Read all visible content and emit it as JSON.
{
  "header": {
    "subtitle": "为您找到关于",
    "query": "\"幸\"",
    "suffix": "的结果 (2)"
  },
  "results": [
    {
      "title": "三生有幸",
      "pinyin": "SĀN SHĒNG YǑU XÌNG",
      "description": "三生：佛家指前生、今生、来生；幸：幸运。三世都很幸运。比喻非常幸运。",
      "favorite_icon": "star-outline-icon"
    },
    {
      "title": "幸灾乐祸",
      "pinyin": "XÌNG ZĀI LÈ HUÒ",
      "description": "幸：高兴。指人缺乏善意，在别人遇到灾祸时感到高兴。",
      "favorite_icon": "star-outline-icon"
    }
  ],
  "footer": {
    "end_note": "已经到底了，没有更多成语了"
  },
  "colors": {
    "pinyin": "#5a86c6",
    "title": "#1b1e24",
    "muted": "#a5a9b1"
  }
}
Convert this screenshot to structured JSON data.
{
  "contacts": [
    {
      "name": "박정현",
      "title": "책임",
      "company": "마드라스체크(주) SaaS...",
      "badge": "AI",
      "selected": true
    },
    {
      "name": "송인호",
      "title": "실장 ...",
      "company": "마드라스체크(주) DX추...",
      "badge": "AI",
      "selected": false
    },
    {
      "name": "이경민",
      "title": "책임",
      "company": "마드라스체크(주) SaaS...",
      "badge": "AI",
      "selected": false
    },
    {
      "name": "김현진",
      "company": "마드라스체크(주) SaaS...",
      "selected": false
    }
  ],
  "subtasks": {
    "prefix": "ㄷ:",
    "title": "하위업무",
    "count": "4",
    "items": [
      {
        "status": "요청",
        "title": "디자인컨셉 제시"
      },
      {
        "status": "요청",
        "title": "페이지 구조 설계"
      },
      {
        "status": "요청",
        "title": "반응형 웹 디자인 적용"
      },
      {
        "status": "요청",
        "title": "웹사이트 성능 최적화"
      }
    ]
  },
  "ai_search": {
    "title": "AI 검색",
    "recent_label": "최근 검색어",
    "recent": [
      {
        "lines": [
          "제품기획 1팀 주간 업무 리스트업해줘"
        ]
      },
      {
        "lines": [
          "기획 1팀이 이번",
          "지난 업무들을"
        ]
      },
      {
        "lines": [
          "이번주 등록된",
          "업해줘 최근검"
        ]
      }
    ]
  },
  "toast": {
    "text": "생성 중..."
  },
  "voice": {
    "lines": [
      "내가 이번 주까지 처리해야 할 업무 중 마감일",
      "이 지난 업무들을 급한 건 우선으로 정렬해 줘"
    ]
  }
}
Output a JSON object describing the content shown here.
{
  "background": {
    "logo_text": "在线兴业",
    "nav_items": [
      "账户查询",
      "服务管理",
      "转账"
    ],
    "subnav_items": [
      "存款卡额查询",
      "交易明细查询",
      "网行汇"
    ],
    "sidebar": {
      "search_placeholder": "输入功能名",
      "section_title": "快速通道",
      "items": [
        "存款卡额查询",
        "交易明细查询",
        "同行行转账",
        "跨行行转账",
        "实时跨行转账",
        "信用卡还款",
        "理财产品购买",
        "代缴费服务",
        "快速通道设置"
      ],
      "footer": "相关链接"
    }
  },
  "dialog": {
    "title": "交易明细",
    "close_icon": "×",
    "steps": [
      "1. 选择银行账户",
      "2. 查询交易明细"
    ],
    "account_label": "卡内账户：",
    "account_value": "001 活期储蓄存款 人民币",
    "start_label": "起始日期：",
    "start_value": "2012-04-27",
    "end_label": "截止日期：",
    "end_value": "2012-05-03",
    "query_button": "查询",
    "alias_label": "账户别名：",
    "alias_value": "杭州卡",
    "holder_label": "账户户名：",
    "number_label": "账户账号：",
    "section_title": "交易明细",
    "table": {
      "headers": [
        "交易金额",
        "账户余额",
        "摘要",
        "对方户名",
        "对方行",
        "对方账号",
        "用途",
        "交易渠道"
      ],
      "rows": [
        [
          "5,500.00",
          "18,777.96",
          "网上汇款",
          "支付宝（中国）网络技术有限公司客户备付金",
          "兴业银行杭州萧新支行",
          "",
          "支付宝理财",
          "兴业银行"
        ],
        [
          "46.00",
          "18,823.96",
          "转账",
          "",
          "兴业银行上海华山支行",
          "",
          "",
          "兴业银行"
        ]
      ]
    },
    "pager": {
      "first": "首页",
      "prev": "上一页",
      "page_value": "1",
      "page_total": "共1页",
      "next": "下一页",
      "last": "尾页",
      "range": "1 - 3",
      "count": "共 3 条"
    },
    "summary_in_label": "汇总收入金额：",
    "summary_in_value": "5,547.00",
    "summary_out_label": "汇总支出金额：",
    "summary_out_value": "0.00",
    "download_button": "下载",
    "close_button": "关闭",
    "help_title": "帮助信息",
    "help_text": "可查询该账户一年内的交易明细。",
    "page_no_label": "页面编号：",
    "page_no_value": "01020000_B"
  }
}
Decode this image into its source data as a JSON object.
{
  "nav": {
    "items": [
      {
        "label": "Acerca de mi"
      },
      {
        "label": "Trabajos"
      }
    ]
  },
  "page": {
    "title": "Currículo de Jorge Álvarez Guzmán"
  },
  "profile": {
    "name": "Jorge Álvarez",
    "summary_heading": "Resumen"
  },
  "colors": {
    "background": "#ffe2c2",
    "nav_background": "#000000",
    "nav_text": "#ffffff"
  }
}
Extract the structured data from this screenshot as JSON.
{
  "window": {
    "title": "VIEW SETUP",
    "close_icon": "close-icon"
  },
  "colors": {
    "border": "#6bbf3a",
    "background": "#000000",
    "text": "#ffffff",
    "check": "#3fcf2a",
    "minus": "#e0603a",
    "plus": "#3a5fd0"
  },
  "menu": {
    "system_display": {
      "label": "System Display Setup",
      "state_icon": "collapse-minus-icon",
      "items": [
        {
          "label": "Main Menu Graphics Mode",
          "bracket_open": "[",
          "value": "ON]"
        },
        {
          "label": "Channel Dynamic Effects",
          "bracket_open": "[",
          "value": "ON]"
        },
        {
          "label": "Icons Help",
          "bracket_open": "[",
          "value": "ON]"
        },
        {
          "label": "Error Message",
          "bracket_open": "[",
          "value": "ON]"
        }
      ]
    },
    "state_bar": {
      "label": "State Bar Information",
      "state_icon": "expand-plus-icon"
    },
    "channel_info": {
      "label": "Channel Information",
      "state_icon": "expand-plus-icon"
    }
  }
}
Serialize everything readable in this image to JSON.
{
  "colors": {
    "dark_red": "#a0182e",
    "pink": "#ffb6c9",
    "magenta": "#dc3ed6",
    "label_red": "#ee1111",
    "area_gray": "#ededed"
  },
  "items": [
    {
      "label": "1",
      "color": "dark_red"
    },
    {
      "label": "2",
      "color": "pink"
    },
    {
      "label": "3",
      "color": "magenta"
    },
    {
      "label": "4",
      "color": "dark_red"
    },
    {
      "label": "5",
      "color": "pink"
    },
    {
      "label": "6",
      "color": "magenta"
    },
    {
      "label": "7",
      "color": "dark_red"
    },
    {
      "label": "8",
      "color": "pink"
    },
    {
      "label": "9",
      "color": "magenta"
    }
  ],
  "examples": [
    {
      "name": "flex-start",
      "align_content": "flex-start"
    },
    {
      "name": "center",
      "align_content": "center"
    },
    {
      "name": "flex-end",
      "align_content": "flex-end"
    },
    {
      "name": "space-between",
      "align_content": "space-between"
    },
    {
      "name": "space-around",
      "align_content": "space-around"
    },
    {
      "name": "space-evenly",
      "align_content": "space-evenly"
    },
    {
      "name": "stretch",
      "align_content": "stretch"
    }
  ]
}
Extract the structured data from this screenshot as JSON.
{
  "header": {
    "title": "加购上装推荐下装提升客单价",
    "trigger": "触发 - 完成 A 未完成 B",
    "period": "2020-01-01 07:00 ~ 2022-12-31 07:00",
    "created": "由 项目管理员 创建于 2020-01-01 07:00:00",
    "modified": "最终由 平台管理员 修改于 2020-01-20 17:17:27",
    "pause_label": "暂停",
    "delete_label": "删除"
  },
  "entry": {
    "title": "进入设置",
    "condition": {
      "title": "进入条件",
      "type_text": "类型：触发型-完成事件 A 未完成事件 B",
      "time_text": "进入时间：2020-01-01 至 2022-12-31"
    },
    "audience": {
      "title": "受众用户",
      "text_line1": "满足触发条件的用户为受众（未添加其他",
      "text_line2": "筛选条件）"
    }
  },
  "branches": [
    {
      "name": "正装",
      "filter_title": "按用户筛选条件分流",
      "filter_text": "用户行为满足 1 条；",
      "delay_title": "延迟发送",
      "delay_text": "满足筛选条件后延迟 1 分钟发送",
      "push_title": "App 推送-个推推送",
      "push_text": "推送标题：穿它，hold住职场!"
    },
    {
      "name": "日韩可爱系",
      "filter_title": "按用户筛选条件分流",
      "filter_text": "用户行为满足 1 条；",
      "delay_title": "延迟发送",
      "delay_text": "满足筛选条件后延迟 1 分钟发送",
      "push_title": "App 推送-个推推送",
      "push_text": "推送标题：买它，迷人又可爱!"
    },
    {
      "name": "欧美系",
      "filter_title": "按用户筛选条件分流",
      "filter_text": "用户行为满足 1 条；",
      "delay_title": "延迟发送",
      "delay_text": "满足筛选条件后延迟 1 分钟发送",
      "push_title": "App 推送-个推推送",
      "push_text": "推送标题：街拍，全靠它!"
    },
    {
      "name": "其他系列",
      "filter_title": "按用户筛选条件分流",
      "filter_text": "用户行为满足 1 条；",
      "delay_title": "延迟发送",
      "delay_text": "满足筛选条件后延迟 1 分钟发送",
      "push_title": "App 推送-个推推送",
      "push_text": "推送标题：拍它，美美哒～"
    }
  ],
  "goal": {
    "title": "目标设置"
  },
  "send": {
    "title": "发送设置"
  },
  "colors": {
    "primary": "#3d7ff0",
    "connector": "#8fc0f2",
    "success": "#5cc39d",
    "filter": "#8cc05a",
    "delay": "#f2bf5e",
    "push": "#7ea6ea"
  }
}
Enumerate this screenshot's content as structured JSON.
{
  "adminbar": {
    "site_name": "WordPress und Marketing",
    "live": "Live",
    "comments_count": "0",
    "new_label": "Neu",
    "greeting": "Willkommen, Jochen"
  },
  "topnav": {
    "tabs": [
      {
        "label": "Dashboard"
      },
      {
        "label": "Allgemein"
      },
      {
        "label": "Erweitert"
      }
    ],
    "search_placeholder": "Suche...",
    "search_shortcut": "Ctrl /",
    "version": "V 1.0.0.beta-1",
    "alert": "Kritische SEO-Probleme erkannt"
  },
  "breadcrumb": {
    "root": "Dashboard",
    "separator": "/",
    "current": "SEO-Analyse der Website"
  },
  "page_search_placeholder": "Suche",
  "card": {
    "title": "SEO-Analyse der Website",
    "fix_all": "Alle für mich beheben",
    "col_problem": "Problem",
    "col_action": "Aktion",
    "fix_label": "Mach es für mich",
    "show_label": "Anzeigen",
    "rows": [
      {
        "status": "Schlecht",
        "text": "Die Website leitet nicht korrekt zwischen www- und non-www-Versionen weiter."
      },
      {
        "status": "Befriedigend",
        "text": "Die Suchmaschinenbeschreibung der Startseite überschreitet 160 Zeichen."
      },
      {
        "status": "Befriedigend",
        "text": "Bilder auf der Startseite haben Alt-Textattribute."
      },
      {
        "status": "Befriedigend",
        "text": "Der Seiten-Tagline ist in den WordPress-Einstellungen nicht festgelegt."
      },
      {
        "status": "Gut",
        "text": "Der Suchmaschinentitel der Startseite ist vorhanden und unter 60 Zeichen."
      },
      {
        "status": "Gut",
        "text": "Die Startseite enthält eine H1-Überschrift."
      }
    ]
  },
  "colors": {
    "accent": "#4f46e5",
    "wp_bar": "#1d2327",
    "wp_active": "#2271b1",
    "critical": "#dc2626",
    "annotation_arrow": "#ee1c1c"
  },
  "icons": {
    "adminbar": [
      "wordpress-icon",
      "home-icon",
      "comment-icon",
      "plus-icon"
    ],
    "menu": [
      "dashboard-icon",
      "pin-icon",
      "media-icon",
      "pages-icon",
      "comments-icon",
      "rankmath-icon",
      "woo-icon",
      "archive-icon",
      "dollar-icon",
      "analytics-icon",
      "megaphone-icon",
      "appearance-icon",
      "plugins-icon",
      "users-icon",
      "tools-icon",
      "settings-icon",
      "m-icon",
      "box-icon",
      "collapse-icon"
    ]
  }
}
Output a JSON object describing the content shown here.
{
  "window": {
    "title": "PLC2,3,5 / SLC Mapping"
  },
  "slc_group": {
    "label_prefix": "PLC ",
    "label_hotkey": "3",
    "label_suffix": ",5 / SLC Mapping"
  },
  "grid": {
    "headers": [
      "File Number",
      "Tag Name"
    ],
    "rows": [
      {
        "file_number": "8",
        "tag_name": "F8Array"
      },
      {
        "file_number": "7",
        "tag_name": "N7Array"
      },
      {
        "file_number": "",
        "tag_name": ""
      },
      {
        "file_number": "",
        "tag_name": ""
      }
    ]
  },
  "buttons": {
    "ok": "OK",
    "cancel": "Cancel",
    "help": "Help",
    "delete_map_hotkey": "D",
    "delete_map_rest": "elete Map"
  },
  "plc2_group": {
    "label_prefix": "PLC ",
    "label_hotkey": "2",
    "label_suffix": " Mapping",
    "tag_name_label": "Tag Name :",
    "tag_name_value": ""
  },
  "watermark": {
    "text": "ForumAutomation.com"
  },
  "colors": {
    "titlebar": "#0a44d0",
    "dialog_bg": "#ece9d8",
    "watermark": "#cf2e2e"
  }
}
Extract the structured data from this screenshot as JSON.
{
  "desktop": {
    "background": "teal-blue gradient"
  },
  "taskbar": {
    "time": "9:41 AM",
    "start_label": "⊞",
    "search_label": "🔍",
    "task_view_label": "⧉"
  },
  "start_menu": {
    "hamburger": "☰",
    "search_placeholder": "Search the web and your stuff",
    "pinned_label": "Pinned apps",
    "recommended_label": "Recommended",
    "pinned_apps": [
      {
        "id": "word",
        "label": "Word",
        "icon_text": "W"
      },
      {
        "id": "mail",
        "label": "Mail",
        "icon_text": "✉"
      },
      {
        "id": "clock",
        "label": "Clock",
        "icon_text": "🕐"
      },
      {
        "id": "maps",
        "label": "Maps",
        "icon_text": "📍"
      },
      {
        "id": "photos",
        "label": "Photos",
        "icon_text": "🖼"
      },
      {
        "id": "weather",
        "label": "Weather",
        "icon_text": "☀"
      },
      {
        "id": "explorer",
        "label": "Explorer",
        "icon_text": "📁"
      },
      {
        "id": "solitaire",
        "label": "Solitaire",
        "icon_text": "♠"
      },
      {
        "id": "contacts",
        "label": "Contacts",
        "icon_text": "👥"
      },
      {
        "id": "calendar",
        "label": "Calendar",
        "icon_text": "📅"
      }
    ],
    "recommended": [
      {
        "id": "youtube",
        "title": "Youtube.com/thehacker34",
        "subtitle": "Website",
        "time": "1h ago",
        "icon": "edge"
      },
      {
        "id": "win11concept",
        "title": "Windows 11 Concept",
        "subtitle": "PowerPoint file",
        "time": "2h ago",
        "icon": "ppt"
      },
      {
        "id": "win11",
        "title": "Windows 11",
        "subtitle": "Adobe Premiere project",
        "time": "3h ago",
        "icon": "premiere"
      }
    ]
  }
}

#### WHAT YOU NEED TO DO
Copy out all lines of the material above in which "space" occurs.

#### ANSWER SECTION
      "name": "space-between",
      "align_content": "space-between"
      "name": "space-around",
      "align_content": "space-around"
      "name": "space-evenly",
      "align_content": "space-evenly"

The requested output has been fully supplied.